Extracted data →
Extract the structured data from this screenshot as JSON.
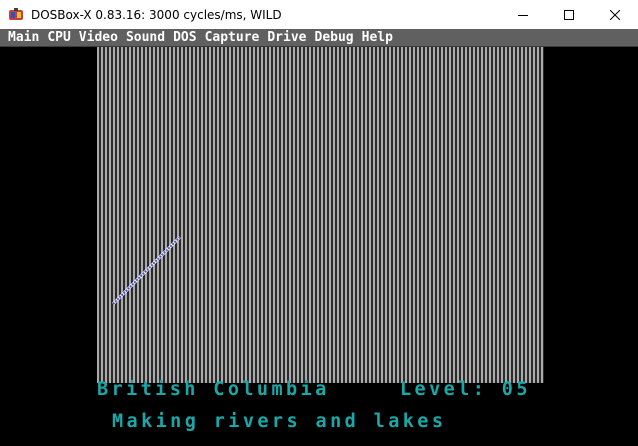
{
  "window": {
    "title": "DOSBox-X 0.83.16: 3000 cycles/ms, WILD",
    "icon": "dosbox-icon",
    "controls": [
      "minimize-icon",
      "maximize-icon",
      "close-icon"
    ]
  },
  "menu": {
    "items": [
      "Main",
      "CPU",
      "Video",
      "Sound",
      "DOS",
      "Capture",
      "Drive",
      "Debug",
      "Help"
    ]
  },
  "game": {
    "region": "British Columbia",
    "level_label": "Level:",
    "level_value": "05",
    "status": "Making rivers and lakes",
    "colors": {
      "text": "#19a8a8",
      "stripe_light": "#aaaaaa",
      "stripe_dark": "#2b2b2b",
      "river": "#4a52c8"
    }
  }
}
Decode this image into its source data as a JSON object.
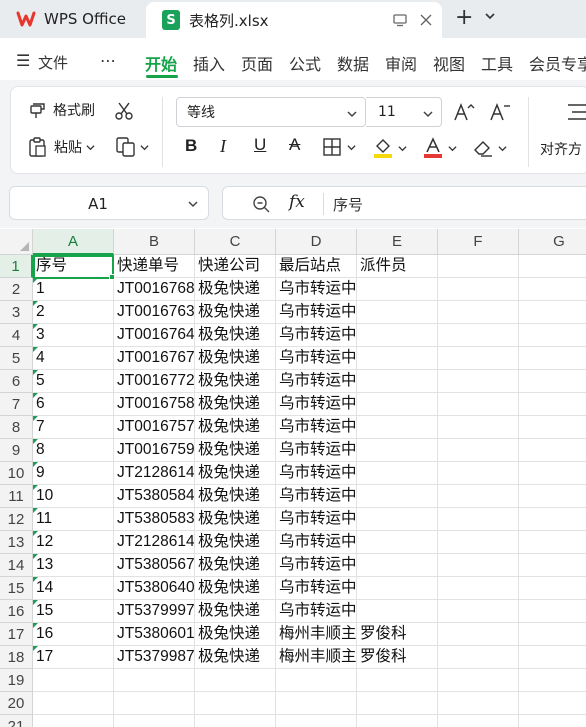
{
  "titlebar": {
    "home_label": "WPS Office",
    "file_tab_label": "表格列.xlsx",
    "sheet_icon_letter": "S"
  },
  "menu": {
    "hamburger": "☰",
    "file": "文件",
    "more": "⋯",
    "items": [
      "开始",
      "插入",
      "页面",
      "公式",
      "数据",
      "审阅",
      "视图",
      "工具",
      "会员专享"
    ],
    "active": "开始"
  },
  "ribbon": {
    "format_painter": "格式刷",
    "paste": "粘贴",
    "font_name": "等线",
    "font_size": "11",
    "bold": "B",
    "italic": "I",
    "underline": "U",
    "strike": "A",
    "align": "对齐方"
  },
  "formula_bar": {
    "cell_ref": "A1",
    "fx": "fx",
    "value": "序号"
  },
  "grid": {
    "columns": [
      "A",
      "B",
      "C",
      "D",
      "E",
      "F",
      "G"
    ],
    "rows": [
      "1",
      "2",
      "3",
      "4",
      "5",
      "6",
      "7",
      "8",
      "9",
      "10",
      "11",
      "12",
      "13",
      "14",
      "15",
      "16",
      "17",
      "18",
      "19",
      "20",
      "21"
    ],
    "cells": [
      [
        "序号",
        "快递单号",
        "快递公司",
        "最后站点",
        "派件员"
      ],
      [
        "1",
        "JT0016768",
        "极兔快递",
        "乌市转运中",
        ""
      ],
      [
        "2",
        "JT0016763",
        "极兔快递",
        "乌市转运中",
        ""
      ],
      [
        "3",
        "JT0016764",
        "极兔快递",
        "乌市转运中",
        ""
      ],
      [
        "4",
        "JT0016767",
        "极兔快递",
        "乌市转运中",
        ""
      ],
      [
        "5",
        "JT0016772",
        "极兔快递",
        "乌市转运中",
        ""
      ],
      [
        "6",
        "JT0016758",
        "极兔快递",
        "乌市转运中",
        ""
      ],
      [
        "7",
        "JT0016757",
        "极兔快递",
        "乌市转运中",
        ""
      ],
      [
        "8",
        "JT0016759",
        "极兔快递",
        "乌市转运中",
        ""
      ],
      [
        "9",
        "JT2128614",
        "极兔快递",
        "乌市转运中",
        ""
      ],
      [
        "10",
        "JT5380584",
        "极兔快递",
        "乌市转运中",
        ""
      ],
      [
        "11",
        "JT5380583",
        "极兔快递",
        "乌市转运中",
        ""
      ],
      [
        "12",
        "JT2128614",
        "极兔快递",
        "乌市转运中",
        ""
      ],
      [
        "13",
        "JT5380567",
        "极兔快递",
        "乌市转运中",
        ""
      ],
      [
        "14",
        "JT5380640",
        "极兔快递",
        "乌市转运中",
        ""
      ],
      [
        "15",
        "JT5379997",
        "极兔快递",
        "乌市转运中",
        ""
      ],
      [
        "16",
        "JT5380601",
        "极兔快递",
        "梅州丰顺主",
        "罗俊科"
      ],
      [
        "17",
        "JT5379987",
        "极兔快递",
        "梅州丰顺主",
        "罗俊科"
      ]
    ]
  },
  "colors": {
    "accent": "#16a34a",
    "wps_red": "#e8352e"
  }
}
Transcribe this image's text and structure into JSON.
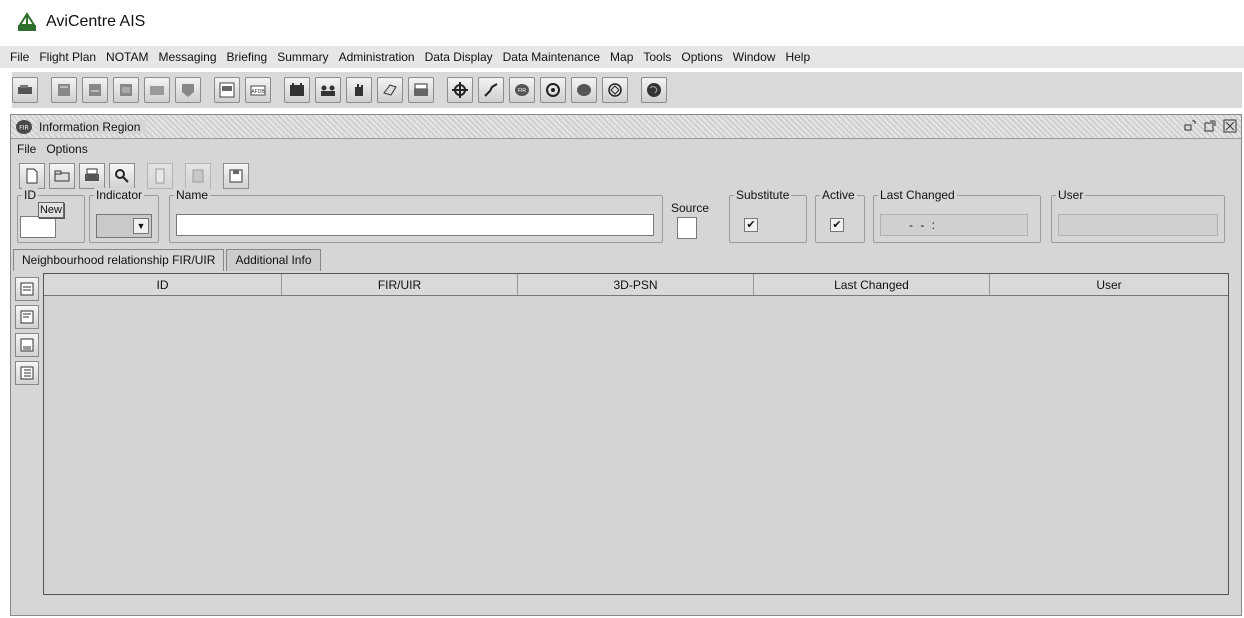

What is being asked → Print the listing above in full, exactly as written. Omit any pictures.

The completed task →
Extract the structured data from this screenshot as JSON.
{
  "window": {
    "title": "DOSBox-X 0.83.16: 3000 cycles/ms, WILD",
    "icon": "dosbox-icon",
    "controls": [
      "minimize-icon",
      "maximize-icon",
      "close-icon"
    ]
  },
  "menu": {
    "items": [
      "Main",
      "CPU",
      "Video",
      "Sound",
      "DOS",
      "Capture",
      "Drive",
      "Debug",
      "Help"
    ]
  },
  "game": {
    "region": "British Columbia",
    "level_label": "Level:",
    "level_value": "05",
    "status": "Making rivers and lakes",
    "colors": {
      "text": "#19a8a8",
      "stripe_light": "#aaaaaa",
      "stripe_dark": "#2b2b2b",
      "river": "#4a52c8"
    }
  }
}
Decode this image into its source data as a JSON object.
{
  "titlebar": {
    "home_label": "WPS Office",
    "file_tab_label": "表格列.xlsx",
    "sheet_icon_letter": "S"
  },
  "menu": {
    "hamburger": "☰",
    "file": "文件",
    "more": "⋯",
    "items": [
      "开始",
      "插入",
      "页面",
      "公式",
      "数据",
      "审阅",
      "视图",
      "工具",
      "会员专享"
    ],
    "active": "开始"
  },
  "ribbon": {
    "format_painter": "格式刷",
    "paste": "粘贴",
    "font_name": "等线",
    "font_size": "11",
    "bold": "B",
    "italic": "I",
    "underline": "U",
    "strike": "A",
    "align": "对齐方"
  },
  "formula_bar": {
    "cell_ref": "A1",
    "fx": "fx",
    "value": "序号"
  },
  "grid": {
    "columns": [
      "A",
      "B",
      "C",
      "D",
      "E",
      "F",
      "G"
    ],
    "rows": [
      "1",
      "2",
      "3",
      "4",
      "5",
      "6",
      "7",
      "8",
      "9",
      "10",
      "11",
      "12",
      "13",
      "14",
      "15",
      "16",
      "17",
      "18",
      "19",
      "20",
      "21"
    ],
    "cells": [
      [
        "序号",
        "快递单号",
        "快递公司",
        "最后站点",
        "派件员"
      ],
      [
        "1",
        "JT0016768",
        "极兔快递",
        "乌市转运中",
        ""
      ],
      [
        "2",
        "JT0016763",
        "极兔快递",
        "乌市转运中",
        ""
      ],
      [
        "3",
        "JT0016764",
        "极兔快递",
        "乌市转运中",
        ""
      ],
      [
        "4",
        "JT0016767",
        "极兔快递",
        "乌市转运中",
        ""
      ],
      [
        "5",
        "JT0016772",
        "极兔快递",
        "乌市转运中",
        ""
      ],
      [
        "6",
        "JT0016758",
        "极兔快递",
        "乌市转运中",
        ""
      ],
      [
        "7",
        "JT0016757",
        "极兔快递",
        "乌市转运中",
        ""
      ],
      [
        "8",
        "JT0016759",
        "极兔快递",
        "乌市转运中",
        ""
      ],
      [
        "9",
        "JT2128614",
        "极兔快递",
        "乌市转运中",
        ""
      ],
      [
        "10",
        "JT5380584",
        "极兔快递",
        "乌市转运中",
        ""
      ],
      [
        "11",
        "JT5380583",
        "极兔快递",
        "乌市转运中",
        ""
      ],
      [
        "12",
        "JT2128614",
        "极兔快递",
        "乌市转运中",
        ""
      ],
      [
        "13",
        "JT5380567",
        "极兔快递",
        "乌市转运中",
        ""
      ],
      [
        "14",
        "JT5380640",
        "极兔快递",
        "乌市转运中",
        ""
      ],
      [
        "15",
        "JT5379997",
        "极兔快递",
        "乌市转运中",
        ""
      ],
      [
        "16",
        "JT5380601",
        "极兔快递",
        "梅州丰顺主",
        "罗俊科"
      ],
      [
        "17",
        "JT5379987",
        "极兔快递",
        "梅州丰顺主",
        "罗俊科"
      ]
    ]
  },
  "colors": {
    "accent": "#16a34a",
    "wps_red": "#e8352e"
  }
}
Transcribe this image's text and structure into JSON.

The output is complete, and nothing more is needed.